* [ASSIGNMENT]: Write out all of the records exactly once more and skip the images.

* [DATA IN THIS EXERCISE]:
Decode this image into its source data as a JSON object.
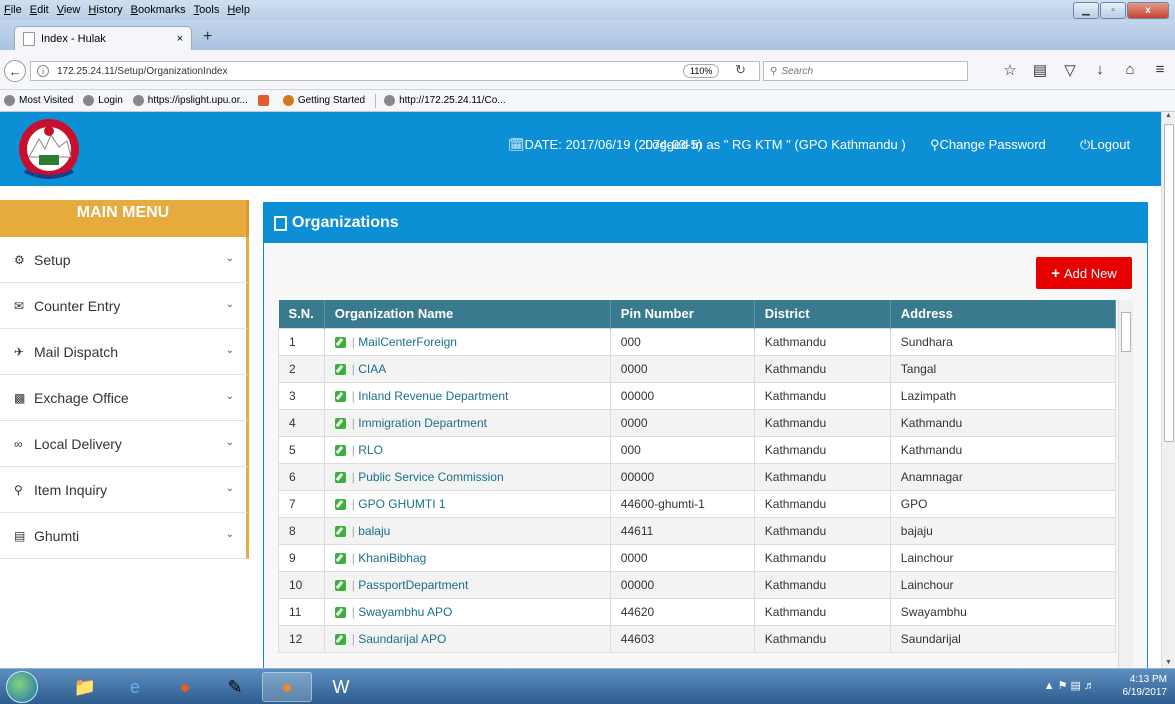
{
  "browser": {
    "menu": [
      "File",
      "Edit",
      "View",
      "History",
      "Bookmarks",
      "Tools",
      "Help"
    ],
    "tab_title": "Index - Hulak",
    "tab_close": "×",
    "new_tab": "+",
    "url": "172.25.24.11/Setup/OrganizationIndex",
    "zoom": "110%",
    "search_placeholder": "Search",
    "bookmarks": [
      "Most Visited",
      "Login",
      "https://ipslight.upu.or...",
      "Getting Started",
      "http://172.25.24.11/Co..."
    ]
  },
  "header": {
    "date": "DATE: 2017/06/19 (2074-03-5)",
    "logged_in": "Logged In as \" RG KTM \" (GPO Kathmandu )",
    "change_password": "Change Password",
    "logout": "Logout"
  },
  "sidebar": {
    "title": "MAIN MENU",
    "items": [
      {
        "label": "Setup",
        "icon": "gears-icon"
      },
      {
        "label": "Counter Entry",
        "icon": "envelope-icon"
      },
      {
        "label": "Mail Dispatch",
        "icon": "plane-icon"
      },
      {
        "label": "Exchage Office",
        "icon": "briefcase-icon"
      },
      {
        "label": "Local Delivery",
        "icon": "bicycle-icon"
      },
      {
        "label": "Item Inquiry",
        "icon": "search-icon"
      },
      {
        "label": "Ghumti",
        "icon": "bus-icon"
      }
    ]
  },
  "panel": {
    "title": "Organizations",
    "add_new": "Add New"
  },
  "table": {
    "headers": [
      "S.N.",
      "Organization Name",
      "Pin Number",
      "District",
      "Address"
    ],
    "rows": [
      [
        "1",
        "MailCenterForeign",
        "000",
        "Kathmandu",
        "Sundhara"
      ],
      [
        "2",
        "CIAA",
        "0000",
        "Kathmandu",
        "Tangal"
      ],
      [
        "3",
        "Inland Revenue Department",
        "00000",
        "Kathmandu",
        "Lazimpath"
      ],
      [
        "4",
        "Immigration Department",
        "0000",
        "Kathmandu",
        "Kathmandu"
      ],
      [
        "5",
        "RLO",
        "000",
        "Kathmandu",
        "Kathmandu"
      ],
      [
        "6",
        "Public Service Commission",
        "00000",
        "Kathmandu",
        "Anamnagar"
      ],
      [
        "7",
        "GPO GHUMTI 1",
        "44600-ghumti-1",
        "Kathmandu",
        "GPO"
      ],
      [
        "8",
        "balaju",
        "44611",
        "Kathmandu",
        "bajaju"
      ],
      [
        "9",
        "KhaniBibhag",
        "0000",
        "Kathmandu",
        "Lainchour"
      ],
      [
        "10",
        "PassportDepartment",
        "00000",
        "Kathmandu",
        "Lainchour"
      ],
      [
        "11",
        "Swayambhu APO",
        "44620",
        "Kathmandu",
        "Swayambhu"
      ],
      [
        "12",
        "Saundarijal APO",
        "44603",
        "Kathmandu",
        "Saundarijal"
      ]
    ]
  },
  "taskbar": {
    "time": "4:13 PM",
    "date": "6/19/2017"
  }
}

* [EXPECTED ANSWER]:
Decode this image into its source data as a JSON object.
{
  "browser": {
    "menu": [
      "File",
      "Edit",
      "View",
      "History",
      "Bookmarks",
      "Tools",
      "Help"
    ],
    "tab_title": "Index - Hulak",
    "tab_close": "×",
    "new_tab": "+",
    "url": "172.25.24.11/Setup/OrganizationIndex",
    "zoom": "110%",
    "search_placeholder": "Search",
    "bookmarks": [
      "Most Visited",
      "Login",
      "https://ipslight.upu.or...",
      "Getting Started",
      "http://172.25.24.11/Co..."
    ]
  },
  "header": {
    "date": "DATE: 2017/06/19 (2074-03-5)",
    "logged_in": "Logged In as \" RG KTM \" (GPO Kathmandu )",
    "change_password": "Change Password",
    "logout": "Logout"
  },
  "sidebar": {
    "title": "MAIN MENU",
    "items": [
      {
        "label": "Setup",
        "icon": "gears-icon"
      },
      {
        "label": "Counter Entry",
        "icon": "envelope-icon"
      },
      {
        "label": "Mail Dispatch",
        "icon": "plane-icon"
      },
      {
        "label": "Exchage Office",
        "icon": "briefcase-icon"
      },
      {
        "label": "Local Delivery",
        "icon": "bicycle-icon"
      },
      {
        "label": "Item Inquiry",
        "icon": "search-icon"
      },
      {
        "label": "Ghumti",
        "icon": "bus-icon"
      }
    ]
  },
  "panel": {
    "title": "Organizations",
    "add_new": "Add New"
  },
  "table": {
    "headers": [
      "S.N.",
      "Organization Name",
      "Pin Number",
      "District",
      "Address"
    ],
    "rows": [
      [
        "1",
        "MailCenterForeign",
        "000",
        "Kathmandu",
        "Sundhara"
      ],
      [
        "2",
        "CIAA",
        "0000",
        "Kathmandu",
        "Tangal"
      ],
      [
        "3",
        "Inland Revenue Department",
        "00000",
        "Kathmandu",
        "Lazimpath"
      ],
      [
        "4",
        "Immigration Department",
        "0000",
        "Kathmandu",
        "Kathmandu"
      ],
      [
        "5",
        "RLO",
        "000",
        "Kathmandu",
        "Kathmandu"
      ],
      [
        "6",
        "Public Service Commission",
        "00000",
        "Kathmandu",
        "Anamnagar"
      ],
      [
        "7",
        "GPO GHUMTI 1",
        "44600-ghumti-1",
        "Kathmandu",
        "GPO"
      ],
      [
        "8",
        "balaju",
        "44611",
        "Kathmandu",
        "bajaju"
      ],
      [
        "9",
        "KhaniBibhag",
        "0000",
        "Kathmandu",
        "Lainchour"
      ],
      [
        "10",
        "PassportDepartment",
        "00000",
        "Kathmandu",
        "Lainchour"
      ],
      [
        "11",
        "Swayambhu APO",
        "44620",
        "Kathmandu",
        "Swayambhu"
      ],
      [
        "12",
        "Saundarijal APO",
        "44603",
        "Kathmandu",
        "Saundarijal"
      ]
    ]
  },
  "taskbar": {
    "time": "4:13 PM",
    "date": "6/19/2017"
  }
}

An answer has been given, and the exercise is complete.